‘A Clear Mind’
A morning routine of a walk in the park, proves to not be as easy for clearing the mind… A piece that encourages you to think just how often your thoughts overwhelm your moments of solitude. Can you ever escape them?
Producing a piece that has the main focus of sound rather than voice, is a concept rather foreign and unnatural to me, and initially, I struggled with my approach on how to deliver a piece with the idea of “showing” rather than “telling”. Ironically, I did not have a clear idea in my mind when creating ’A Clear Mind’. It changed direction drastically throughout production, and it wasn’t until half way through when I realised the narrative path it was taking.
The main association to my location choice (Caulfield Park), is going there to walk. I go there to take a break, get fresh air, and de-stress, but often find it hard to fully disconnect, instead, have a million thoughts rushing through my head. This became the main idea behind my piece.
During planning stages, I grappled with how to communicate this influx of thoughts, as I found it difficult to provide depth and narrative revolving around this singular idea. This is when I had a lightbulb moment of starting the story before even arriving at for the walk; from waking up, to eating breakfast, flicking through the television channels, before getting in the car and arriving at the park.
Many of the sounds were sourced from royalty free sound websites freesound.org and soundfx.com, as well as my own location recordings of the car, walking and park ambiance, done with a Zoom H4n microphone.
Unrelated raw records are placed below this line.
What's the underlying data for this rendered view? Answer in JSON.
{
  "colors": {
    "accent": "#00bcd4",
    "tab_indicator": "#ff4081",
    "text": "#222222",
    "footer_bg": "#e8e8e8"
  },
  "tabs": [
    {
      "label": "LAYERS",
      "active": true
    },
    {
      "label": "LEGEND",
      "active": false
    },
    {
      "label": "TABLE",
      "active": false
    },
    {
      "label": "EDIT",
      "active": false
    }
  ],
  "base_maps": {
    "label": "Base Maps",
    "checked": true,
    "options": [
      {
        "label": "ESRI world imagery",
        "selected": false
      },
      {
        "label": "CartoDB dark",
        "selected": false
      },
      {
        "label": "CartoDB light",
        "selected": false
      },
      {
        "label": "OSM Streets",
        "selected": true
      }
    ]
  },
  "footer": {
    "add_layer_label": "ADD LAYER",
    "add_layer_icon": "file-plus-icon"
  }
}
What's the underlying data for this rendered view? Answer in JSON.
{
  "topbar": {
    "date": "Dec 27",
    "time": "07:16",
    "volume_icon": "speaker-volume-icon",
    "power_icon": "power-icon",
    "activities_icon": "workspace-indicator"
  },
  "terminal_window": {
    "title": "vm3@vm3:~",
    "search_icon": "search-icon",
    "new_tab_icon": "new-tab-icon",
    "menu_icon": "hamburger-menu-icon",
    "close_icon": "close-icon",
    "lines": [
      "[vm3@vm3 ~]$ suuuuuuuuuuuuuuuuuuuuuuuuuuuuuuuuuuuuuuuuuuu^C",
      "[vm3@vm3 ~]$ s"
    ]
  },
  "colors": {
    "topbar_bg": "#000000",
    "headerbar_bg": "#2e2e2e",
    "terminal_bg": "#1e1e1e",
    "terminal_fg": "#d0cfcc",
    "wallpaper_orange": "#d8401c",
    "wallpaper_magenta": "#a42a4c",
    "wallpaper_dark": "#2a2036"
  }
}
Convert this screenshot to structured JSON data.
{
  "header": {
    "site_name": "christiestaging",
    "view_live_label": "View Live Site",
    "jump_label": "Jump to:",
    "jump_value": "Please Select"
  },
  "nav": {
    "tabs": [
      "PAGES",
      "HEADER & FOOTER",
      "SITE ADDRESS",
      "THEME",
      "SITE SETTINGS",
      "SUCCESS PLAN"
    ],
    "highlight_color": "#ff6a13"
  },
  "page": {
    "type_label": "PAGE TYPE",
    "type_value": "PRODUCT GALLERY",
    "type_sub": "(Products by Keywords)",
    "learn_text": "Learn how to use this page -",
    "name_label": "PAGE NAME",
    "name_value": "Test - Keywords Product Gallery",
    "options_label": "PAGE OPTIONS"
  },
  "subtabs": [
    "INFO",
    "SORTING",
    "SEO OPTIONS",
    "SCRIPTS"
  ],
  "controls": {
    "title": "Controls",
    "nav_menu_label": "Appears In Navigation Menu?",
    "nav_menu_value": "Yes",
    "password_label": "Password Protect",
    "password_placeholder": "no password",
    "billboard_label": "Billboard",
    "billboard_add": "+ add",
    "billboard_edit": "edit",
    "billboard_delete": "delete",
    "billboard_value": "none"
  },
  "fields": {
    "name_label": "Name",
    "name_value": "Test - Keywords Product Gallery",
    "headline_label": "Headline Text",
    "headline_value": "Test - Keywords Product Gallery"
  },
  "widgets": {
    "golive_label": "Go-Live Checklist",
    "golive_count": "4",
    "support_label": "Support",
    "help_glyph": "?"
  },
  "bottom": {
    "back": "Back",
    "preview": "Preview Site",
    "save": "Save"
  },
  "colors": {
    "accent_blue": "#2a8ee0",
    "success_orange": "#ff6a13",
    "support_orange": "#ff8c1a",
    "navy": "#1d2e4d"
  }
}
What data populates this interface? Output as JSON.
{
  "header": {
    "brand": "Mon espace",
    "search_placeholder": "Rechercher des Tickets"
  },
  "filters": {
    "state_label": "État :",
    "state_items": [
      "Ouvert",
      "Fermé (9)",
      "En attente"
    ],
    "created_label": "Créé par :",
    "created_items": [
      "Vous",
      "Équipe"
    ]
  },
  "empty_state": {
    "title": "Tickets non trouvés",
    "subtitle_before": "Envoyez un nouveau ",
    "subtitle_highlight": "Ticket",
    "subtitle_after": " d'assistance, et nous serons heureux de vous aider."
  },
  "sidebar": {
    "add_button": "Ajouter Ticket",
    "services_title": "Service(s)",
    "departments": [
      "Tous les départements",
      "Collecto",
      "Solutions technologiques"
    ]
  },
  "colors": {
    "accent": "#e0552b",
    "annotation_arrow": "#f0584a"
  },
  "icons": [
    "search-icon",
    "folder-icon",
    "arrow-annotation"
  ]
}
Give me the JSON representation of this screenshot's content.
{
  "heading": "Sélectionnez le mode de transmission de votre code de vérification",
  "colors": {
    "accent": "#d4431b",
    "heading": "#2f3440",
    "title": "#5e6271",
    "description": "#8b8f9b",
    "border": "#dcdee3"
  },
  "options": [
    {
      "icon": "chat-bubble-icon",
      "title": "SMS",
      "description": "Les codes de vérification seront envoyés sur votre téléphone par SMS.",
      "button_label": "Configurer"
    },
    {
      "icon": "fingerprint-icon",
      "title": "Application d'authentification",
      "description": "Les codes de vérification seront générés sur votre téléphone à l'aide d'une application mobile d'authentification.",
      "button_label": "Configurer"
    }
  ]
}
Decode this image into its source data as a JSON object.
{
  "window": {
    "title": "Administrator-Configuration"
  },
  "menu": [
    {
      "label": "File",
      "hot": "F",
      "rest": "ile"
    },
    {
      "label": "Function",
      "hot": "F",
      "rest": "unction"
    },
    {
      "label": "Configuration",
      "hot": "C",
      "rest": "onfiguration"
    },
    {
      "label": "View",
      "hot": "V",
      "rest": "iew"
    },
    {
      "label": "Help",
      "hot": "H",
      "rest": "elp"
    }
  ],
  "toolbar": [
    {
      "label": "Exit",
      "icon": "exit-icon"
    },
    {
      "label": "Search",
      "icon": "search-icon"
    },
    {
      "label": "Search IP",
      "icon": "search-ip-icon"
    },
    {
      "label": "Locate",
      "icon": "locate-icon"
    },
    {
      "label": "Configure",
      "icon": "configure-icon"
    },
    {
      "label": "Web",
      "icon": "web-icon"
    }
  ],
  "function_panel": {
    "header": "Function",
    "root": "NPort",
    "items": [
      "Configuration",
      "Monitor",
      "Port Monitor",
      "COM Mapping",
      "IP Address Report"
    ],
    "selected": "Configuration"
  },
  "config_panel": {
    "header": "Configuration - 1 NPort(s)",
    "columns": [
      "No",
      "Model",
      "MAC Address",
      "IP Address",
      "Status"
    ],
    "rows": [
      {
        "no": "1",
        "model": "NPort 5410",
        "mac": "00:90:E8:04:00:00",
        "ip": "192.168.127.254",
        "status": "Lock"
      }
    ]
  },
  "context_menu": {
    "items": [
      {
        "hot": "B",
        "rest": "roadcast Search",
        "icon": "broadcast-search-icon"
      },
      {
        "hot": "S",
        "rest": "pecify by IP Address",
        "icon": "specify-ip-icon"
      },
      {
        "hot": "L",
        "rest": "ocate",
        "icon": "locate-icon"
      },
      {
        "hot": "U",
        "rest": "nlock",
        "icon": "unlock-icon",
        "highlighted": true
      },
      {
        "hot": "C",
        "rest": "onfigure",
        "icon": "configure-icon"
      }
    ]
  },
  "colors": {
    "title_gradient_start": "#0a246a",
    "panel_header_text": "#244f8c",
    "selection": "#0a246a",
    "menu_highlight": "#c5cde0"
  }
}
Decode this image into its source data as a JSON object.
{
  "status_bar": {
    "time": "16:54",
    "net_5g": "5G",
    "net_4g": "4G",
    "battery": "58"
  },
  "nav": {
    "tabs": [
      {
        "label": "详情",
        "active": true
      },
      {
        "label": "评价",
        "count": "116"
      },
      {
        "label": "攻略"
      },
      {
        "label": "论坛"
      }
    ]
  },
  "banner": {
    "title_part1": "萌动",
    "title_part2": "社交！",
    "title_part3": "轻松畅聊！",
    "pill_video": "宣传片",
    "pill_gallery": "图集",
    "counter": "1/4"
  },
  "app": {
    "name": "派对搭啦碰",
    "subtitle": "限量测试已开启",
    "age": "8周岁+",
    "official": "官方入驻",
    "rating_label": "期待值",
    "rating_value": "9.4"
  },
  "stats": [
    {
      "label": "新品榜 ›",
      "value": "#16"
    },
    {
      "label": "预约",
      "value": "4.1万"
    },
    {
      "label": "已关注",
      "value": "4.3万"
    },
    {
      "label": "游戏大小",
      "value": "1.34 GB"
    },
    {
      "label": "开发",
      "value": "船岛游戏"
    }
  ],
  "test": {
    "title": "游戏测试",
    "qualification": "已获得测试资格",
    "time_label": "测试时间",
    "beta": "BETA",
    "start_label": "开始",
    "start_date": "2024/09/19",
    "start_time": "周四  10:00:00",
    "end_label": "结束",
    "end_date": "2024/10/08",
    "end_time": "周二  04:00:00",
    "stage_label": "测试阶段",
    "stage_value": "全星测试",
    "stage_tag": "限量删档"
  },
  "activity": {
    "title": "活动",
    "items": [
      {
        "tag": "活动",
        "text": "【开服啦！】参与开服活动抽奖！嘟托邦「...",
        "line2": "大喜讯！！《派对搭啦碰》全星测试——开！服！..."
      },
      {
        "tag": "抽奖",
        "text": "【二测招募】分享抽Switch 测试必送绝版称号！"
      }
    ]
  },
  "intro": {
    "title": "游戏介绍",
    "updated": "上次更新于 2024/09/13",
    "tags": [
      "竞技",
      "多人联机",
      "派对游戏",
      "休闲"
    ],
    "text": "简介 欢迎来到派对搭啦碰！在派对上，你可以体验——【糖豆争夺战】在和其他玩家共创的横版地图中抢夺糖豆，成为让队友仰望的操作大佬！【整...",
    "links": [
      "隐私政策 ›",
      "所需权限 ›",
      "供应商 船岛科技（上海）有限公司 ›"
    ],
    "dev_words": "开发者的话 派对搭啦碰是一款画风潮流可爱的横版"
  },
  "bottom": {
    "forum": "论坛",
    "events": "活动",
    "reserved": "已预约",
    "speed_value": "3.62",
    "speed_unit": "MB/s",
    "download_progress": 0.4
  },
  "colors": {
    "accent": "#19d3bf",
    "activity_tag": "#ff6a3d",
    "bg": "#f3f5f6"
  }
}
The musical score at the beginning is playful and is meant to imply the banality of the everyday activities occurring. It is also meant to symbolise the brain waking up. The music that comes in, is panned to sound like headphones are being put in the ears, firstly in the right ear before heard in both.
I was inspired by ‘When Time Stood Still’ by Sharon Davis, in particular, the use of reverb. Having not used it before, it helped me understand what this effect is able to create, such as accentuating a different time period or space, and in my case, the voice from within. ‘Desert Mischief’ by Kerry Fletcher uses a realist way to express a place and scene by using sounds to develop a space. I tried to replicate this notion, by making clear the shifts in locations, from the house, to the car and to the park.
I still have significant improvements to work on in terms of concept, yet I think this piece shows how I was able to release slightly from my reliance on voice to tell a story. I pushed my boundaries by using FX like reverb to emphasise and alienate the overlapping voices in the mind. I used a variety of cuts, such as segues and fades to symbolise changing of locations, and also show technical and conceptual progress.
I feel as though I lost focus in terms of meeting the brief, as my locations shift, therefore the park is not the sole focus. Having an emphasis on the morning routine was relevant to my idea, but I worry I spent too long there. If I were to do it again, I would spend longer planning on how I could achieve a succinct narrative through the one location, more so focusing on ‘the park’.
Do I think I pushed myself to my absolute limit with this brief? No.
But I have learnt a lot in terms of my own attitudes towards sound vs voice, and what I am able to create when I don’t limit myself to primarily using one.